In theory, traditional cruise control systems are flawless. Find yourself a long road, dial in a speed of your choosing, and, with precious little steering to worry about on Australia’s endlessly straight highways, you can simply sit back and relax.
Real life, unfortunately, is a little more complicated, and if you’ve ever rounded a blind turn with the cruise control set to 110km/h, only to find yourself charging into a herd of slow-moving, or stationary, cars, you’ll know the heart-pounding panic that comes with desperately searching for the brake pedal.
Likewise, when a car to your left attempts a Frogger-style lane change, despite travelling 30km/h slower than you, a cruise control system that’s got you locked to a particular speed goes from handy to hazardous in a hurry.
An adaptive cruise control system, also known as active cruise control, helps mitigate those risks by automatically adapting to changing traffic conditions, slowing down or speeding up with traffic as needed.
Way back in 1992 (the same year Australia’s one- and two-cent coins were withdrawn from circulation), Mitsubishi was putting the finishing touches on a world-first laser-based technology it dubbed its Distance Warning System.
The majority of systems are now radar-based, and constantly measure the road ahead for other cars.
While it was unable to control the throttle, brakes or steering, the system could identify vehicles ahead and alert the driver to begin braking.

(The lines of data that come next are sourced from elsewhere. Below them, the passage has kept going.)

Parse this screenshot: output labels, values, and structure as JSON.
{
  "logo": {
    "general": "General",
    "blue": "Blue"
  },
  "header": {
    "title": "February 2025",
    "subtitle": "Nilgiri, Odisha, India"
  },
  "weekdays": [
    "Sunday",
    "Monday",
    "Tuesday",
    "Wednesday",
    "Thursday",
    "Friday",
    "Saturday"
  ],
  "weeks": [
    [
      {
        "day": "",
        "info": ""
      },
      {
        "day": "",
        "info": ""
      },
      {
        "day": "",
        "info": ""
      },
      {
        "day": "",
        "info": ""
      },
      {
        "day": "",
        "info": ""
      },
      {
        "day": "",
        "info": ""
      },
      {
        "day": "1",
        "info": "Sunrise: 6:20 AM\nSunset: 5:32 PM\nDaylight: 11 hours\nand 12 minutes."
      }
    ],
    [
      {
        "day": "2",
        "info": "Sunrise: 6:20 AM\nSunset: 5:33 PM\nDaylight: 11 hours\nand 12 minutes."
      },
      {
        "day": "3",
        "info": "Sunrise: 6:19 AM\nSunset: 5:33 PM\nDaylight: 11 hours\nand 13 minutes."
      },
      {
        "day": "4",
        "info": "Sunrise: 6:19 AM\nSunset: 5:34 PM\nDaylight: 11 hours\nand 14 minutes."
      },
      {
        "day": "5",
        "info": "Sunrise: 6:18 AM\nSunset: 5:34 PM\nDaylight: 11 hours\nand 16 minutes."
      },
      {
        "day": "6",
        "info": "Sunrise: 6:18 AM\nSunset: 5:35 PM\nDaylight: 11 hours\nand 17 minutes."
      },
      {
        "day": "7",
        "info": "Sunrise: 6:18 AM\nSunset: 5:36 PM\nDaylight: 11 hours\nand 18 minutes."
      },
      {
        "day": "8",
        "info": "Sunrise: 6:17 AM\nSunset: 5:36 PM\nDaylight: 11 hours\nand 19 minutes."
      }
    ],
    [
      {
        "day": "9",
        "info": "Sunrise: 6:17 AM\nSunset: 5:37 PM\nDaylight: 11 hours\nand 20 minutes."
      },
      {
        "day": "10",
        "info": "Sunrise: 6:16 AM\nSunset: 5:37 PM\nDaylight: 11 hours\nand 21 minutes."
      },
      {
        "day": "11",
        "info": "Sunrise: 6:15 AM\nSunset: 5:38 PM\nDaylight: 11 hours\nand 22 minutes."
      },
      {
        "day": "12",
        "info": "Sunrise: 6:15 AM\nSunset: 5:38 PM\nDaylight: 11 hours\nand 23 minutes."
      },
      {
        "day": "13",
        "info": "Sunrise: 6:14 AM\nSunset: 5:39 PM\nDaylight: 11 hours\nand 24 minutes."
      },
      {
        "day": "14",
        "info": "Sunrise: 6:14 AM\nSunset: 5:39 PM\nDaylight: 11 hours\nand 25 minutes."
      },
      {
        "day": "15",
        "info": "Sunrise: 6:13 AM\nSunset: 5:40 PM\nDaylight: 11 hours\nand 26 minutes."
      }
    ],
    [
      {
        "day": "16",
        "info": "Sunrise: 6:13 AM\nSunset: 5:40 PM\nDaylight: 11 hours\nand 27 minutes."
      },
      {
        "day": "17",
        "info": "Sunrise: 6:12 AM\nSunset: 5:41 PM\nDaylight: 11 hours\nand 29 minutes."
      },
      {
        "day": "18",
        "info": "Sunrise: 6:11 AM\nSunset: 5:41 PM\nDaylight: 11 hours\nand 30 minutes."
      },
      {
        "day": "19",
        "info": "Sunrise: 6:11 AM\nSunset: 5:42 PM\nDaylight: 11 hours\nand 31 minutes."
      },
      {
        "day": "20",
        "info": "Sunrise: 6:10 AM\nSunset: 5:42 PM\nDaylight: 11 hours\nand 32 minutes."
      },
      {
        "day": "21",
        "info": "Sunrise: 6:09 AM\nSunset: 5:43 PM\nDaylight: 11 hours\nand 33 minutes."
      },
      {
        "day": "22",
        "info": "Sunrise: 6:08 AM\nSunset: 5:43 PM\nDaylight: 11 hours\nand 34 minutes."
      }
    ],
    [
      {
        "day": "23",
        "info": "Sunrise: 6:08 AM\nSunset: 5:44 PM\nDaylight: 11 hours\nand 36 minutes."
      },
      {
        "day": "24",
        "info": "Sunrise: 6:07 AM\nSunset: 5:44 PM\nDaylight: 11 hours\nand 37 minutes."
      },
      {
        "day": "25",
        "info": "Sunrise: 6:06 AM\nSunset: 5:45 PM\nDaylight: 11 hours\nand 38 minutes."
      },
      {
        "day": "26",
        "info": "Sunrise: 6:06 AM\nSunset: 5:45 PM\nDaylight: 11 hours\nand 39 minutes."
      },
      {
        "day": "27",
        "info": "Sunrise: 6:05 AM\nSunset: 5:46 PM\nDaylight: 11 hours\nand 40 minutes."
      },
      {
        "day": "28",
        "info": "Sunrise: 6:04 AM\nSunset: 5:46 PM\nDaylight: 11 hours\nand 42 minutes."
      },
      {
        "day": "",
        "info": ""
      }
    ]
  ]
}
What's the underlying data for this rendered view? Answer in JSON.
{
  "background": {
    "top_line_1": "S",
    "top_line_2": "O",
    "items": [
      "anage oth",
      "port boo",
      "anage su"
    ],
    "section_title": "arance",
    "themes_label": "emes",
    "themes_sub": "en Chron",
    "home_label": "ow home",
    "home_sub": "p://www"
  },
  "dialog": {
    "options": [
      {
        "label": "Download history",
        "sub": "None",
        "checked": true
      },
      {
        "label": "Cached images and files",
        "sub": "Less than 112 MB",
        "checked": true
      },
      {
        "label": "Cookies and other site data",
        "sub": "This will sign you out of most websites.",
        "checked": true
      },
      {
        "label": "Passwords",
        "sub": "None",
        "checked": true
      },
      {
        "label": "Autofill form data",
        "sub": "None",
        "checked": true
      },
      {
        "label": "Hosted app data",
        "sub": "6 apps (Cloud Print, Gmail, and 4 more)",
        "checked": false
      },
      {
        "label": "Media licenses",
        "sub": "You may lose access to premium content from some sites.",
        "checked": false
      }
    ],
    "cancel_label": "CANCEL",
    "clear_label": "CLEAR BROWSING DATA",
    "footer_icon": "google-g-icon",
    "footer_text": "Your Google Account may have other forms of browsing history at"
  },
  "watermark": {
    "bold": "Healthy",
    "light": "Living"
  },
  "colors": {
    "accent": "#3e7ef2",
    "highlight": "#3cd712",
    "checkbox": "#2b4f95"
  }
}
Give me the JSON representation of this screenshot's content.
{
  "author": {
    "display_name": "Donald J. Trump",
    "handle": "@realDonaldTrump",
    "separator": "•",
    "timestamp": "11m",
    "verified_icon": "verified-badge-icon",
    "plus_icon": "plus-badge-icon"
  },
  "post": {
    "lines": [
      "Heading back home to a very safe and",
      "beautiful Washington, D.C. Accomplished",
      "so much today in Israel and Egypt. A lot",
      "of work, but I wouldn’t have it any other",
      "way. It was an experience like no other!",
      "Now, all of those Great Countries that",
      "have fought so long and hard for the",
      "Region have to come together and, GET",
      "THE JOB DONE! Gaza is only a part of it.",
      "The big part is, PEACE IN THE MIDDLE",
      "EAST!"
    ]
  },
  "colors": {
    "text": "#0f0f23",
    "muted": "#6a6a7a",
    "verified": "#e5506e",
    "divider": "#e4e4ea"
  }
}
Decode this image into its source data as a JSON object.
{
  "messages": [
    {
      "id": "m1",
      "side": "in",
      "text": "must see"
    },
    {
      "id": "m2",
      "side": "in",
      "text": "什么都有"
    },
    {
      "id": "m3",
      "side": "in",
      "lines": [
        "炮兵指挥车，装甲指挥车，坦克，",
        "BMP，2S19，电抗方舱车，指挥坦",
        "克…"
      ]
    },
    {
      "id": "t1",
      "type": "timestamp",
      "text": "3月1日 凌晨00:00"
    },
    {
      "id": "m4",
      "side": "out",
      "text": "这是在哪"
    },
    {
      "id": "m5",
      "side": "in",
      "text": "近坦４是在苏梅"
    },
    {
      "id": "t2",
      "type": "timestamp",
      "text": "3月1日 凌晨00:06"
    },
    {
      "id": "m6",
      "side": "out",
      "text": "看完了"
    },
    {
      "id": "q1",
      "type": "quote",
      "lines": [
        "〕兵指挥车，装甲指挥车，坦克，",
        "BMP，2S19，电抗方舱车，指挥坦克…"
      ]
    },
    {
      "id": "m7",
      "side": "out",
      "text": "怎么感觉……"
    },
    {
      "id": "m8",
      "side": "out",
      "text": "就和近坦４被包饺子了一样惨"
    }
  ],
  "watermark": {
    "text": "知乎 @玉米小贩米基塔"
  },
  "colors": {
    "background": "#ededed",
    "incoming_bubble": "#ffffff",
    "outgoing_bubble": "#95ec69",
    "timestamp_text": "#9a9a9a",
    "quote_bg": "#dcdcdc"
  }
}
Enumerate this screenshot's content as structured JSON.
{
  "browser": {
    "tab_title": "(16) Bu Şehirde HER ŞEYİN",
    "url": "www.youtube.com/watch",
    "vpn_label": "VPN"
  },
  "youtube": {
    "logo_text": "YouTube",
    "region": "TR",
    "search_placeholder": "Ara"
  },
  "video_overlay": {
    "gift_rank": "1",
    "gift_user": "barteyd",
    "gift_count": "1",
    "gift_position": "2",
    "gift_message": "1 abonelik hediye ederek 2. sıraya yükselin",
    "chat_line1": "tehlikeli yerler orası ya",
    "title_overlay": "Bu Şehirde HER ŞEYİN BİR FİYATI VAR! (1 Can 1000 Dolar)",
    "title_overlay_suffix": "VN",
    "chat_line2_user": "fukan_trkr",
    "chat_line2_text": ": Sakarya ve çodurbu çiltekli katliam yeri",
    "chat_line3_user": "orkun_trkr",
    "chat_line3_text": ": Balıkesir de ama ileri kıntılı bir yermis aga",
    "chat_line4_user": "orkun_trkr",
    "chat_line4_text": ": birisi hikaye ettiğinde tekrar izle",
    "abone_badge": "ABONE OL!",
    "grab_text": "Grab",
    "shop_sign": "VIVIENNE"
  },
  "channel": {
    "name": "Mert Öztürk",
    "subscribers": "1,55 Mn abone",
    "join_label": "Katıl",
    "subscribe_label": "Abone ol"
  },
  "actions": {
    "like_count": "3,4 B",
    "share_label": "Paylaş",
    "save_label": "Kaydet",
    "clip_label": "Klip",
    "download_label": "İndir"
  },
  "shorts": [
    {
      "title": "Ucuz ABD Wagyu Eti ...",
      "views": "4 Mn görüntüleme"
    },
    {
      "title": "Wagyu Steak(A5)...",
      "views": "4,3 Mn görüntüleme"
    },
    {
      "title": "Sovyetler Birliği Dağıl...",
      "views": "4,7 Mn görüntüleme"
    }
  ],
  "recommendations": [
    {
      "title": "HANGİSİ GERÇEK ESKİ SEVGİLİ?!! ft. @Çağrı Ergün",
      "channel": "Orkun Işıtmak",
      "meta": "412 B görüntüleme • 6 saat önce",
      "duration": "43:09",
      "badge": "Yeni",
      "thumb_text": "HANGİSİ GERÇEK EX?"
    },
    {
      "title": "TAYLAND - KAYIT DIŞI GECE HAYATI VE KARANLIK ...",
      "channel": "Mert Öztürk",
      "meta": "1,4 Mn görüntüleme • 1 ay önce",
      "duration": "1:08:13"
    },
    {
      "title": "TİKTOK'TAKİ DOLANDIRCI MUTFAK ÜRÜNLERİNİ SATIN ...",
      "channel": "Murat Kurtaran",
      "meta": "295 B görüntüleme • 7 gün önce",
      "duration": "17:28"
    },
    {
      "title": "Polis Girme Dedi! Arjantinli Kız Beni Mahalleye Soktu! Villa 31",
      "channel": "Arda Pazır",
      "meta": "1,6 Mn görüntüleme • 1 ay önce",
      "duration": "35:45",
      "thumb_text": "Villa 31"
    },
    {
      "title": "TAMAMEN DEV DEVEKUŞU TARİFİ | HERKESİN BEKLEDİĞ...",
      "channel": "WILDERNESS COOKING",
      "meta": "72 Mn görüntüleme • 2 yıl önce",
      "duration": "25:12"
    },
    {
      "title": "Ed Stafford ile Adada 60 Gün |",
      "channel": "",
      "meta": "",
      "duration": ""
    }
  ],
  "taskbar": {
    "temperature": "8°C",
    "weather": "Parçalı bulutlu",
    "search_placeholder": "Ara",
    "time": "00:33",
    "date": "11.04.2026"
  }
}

Rudimentary, sure, but it was the first baby step toward the adaptive cruise control systems used today.
By 1995, Mitsubishi had tweaked the system to begin slowing when it identified a car ahead, not by braking but by reducing the throttle and downshifting gears. But it was Mercedes who reached the next big breakthrough in 1999 when it introduced its radar-based Distronic cruise control. The German system could not only adjust the throttle to maintain a safe distance from the car in front, but could also apply the brakes if necessary.
The Distronic system was an auto-industry first, and was introduced on Mercedes’ traditional outlet for its newest technology: the then all-new (and circa-$200k) S-Class. So cutting edge was the system that even on its most expensive model, Distronic was an extra-cost option.
For the next decade, the technology was exclusive to the flagship models of premium marques, including BMW’s Active Cruise Control, added to the 7 Series in 2000, and the Audi Adaptive Cruise Control system, introduced on the A8 in 2002.
But where the luxury brands go, everyone soon follows, and cars with adaptive cruise control are available from just about every manufacturer in Australia. And the technology is more accessible than ever before. The Volkswagen Adaptive Cruise Control system, for example, has been shared across its vast range of cars, with the technology now standard on the entry-level Skoda Octavia, yours from $22,990 (MSRP).
So just how does this marvel of modern technology work? The majority of systems are now radar-based, and constantly measure the road ahead for other cars. The driver (that’s you) then dials in not just their desired speed, but how big a gap you want to leave between you and the car ahead, which is usually measured in seconds.
The program will then maintain that gap, regardless whether the car ahead slows down, gets stuck in traffic or, on the better systems, stops all together. When the traffic ahead speeds up, so will you – topping out at your pre-determined top speed. And if a car should pull into your lane unexpectedly, your car will automatically brake, maintaining the same gap between the new car in front.
The speeds at which the system works, along with exactly what situations it will respond to, varies depending on the manufacturer, so have a good read of your owner’s manual before you fully invest your trust in it.
It’s impressive technology, but it’s not without its drawbacks, the biggest of which being that if you’re not paying attention, you can find yourself stuck behind a slow-moving car for endless kilometres as the system automatically adjusts its speed to maintain its distance, before you finally notice and overtake.
But that’s probably a small price to pay for a system that can save you from the unexpected.